4. The Christian tradition is not limited to perpetuating Jewish practice but made certain innovations which end by giving a different character to the entire prayer experience lived by Jesus’ disciples. In fact, in addition to reciting the Our Father in the morning and evening, the Christians freely chose the Psalms with which to celebrate their daily prayer. Down through history, this process suggested the use of specific Psalms for certain particularly significant moments of faith. Among these, pride of place was held by the prayer of vigils, which were a preparation for the Lord’s Day, Sunday, on which the Resurrection was celebrated.
Later, a typically Christian characteristic was the addition at the end of each Psalm and Canticle of the Trinitarian doxology, “Glory be to the Father and to the Son and to the Holy Spirit”. Thus every Psalm and Canticle is illumined by God’s fullness.
5. Christian prayer is born, nourished and develops around the event of faith par excellence: Christ’s paschal mystery. Thus Easter, the Lord’s passing from death to life, is commemorated in the morning, in the evening, at sunrise and at sunset. The symbol of Christ, “Light of the world”, can be seen in the lamp light during the prayer of Vespers, which is consequently also called “lucernarium“. The hours of the day, in turn, recall the events of the Lord’s Passion, and the third hour, the descent of the Holy Spirit at Pentecost as well. Lastly, prayer during the night has an eschatological character, recalling the watching recommended by Jesus in expectation of his second coming (cf. Mk 13: 35-37).
Giving their prayer this rhythm, Christians responded to the Lord’s command “to pray always” (cf. Lk 18: 1; 21: 36; 1 Thes 5: 17; Eph 6: 18), but without forgetting that their whole life must, in a certain way, become a prayer. In this regard, Origen writes: “One who prays ceaselessly is one who combines prayer with work and work with prayer” (On Prayer, XII, 2: PG 11, 452C).
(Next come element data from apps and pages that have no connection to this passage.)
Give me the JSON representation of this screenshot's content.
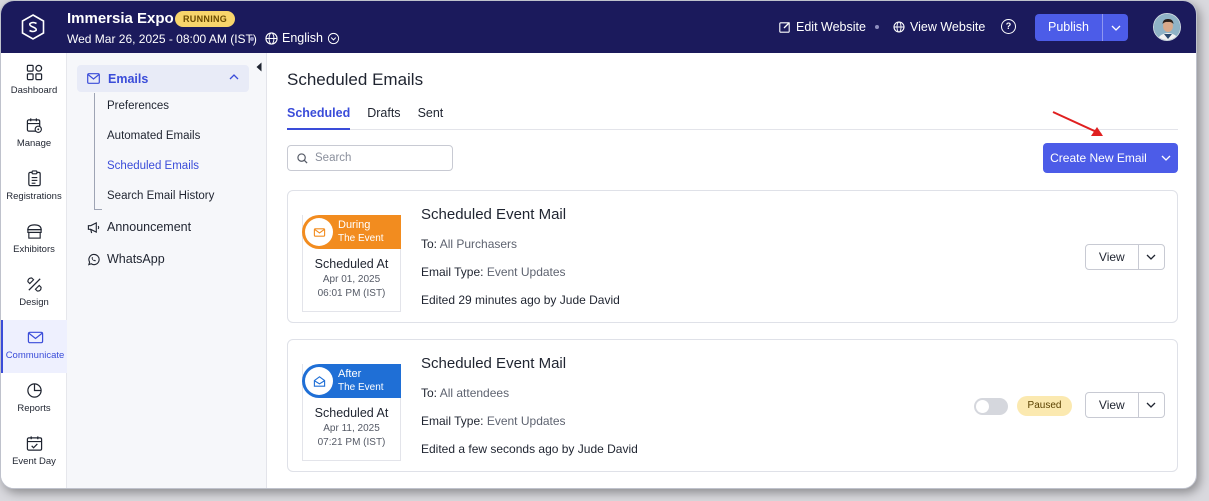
{
  "header": {
    "event_title": "Immersia Expo",
    "status_badge": "RUNNING",
    "event_datetime": "Wed Mar 26, 2025 - 08:00 AM (IST)",
    "language": "English",
    "edit_website": "Edit Website",
    "view_website": "View Website",
    "help": "?",
    "publish": "Publish"
  },
  "rail": {
    "items": [
      {
        "label": "Dashboard",
        "icon": "dashboard-icon"
      },
      {
        "label": "Manage",
        "icon": "calendar-gear-icon"
      },
      {
        "label": "Registrations",
        "icon": "clipboard-icon"
      },
      {
        "label": "Exhibitors",
        "icon": "booth-icon"
      },
      {
        "label": "Design",
        "icon": "design-icon"
      },
      {
        "label": "Communicate",
        "icon": "mail-icon"
      },
      {
        "label": "Reports",
        "icon": "pie-chart-icon"
      },
      {
        "label": "Event Day",
        "icon": "calendar-check-icon"
      }
    ]
  },
  "subnav": {
    "emails": "Emails",
    "sub_items": [
      "Preferences",
      "Automated Emails",
      "Scheduled Emails",
      "Search Email History"
    ],
    "announcement": "Announcement",
    "whatsapp": "WhatsApp"
  },
  "main": {
    "title": "Scheduled Emails",
    "tabs": [
      "Scheduled",
      "Drafts",
      "Sent"
    ],
    "search_placeholder": "Search",
    "create_button": "Create New Email",
    "cards": [
      {
        "badge_line1": "During",
        "badge_line2": "The Event",
        "badge_color": "#f28c1f",
        "scheduled_at_label": "Scheduled At",
        "date": "Apr 01, 2025",
        "time": "06:01 PM (IST)",
        "title": "Scheduled Event Mail",
        "to_label": "To:",
        "to_value": "All Purchasers",
        "type_label": "Email Type:",
        "type_value": "Event Updates",
        "edited": "Edited 29 minutes ago by",
        "editor": "Jude David",
        "view": "View"
      },
      {
        "badge_line1": "After",
        "badge_line2": "The Event",
        "badge_color": "#1f6fd6",
        "scheduled_at_label": "Scheduled At",
        "date": "Apr 11, 2025",
        "time": "07:21 PM (IST)",
        "title": "Scheduled Event Mail",
        "to_label": "To:",
        "to_value": "All attendees",
        "type_label": "Email Type:",
        "type_value": "Event Updates",
        "edited": "Edited a few seconds ago by",
        "editor": "Jude David",
        "status": "Paused",
        "view": "View"
      }
    ]
  }
}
The whole panorama constitutes the natural habitat of the recitation of the Psalms. If heard and lived in this way, the Trinitarian doxology that crowns every Psalm becomes for the believer in Christ a continual immersion in the waters of the Spirit and in communion with the People of God, in the ocean of life and of peace in which that people was immersed through Baptism, that is, in the mystery of the Father, of the Son and of the Holy Spirit.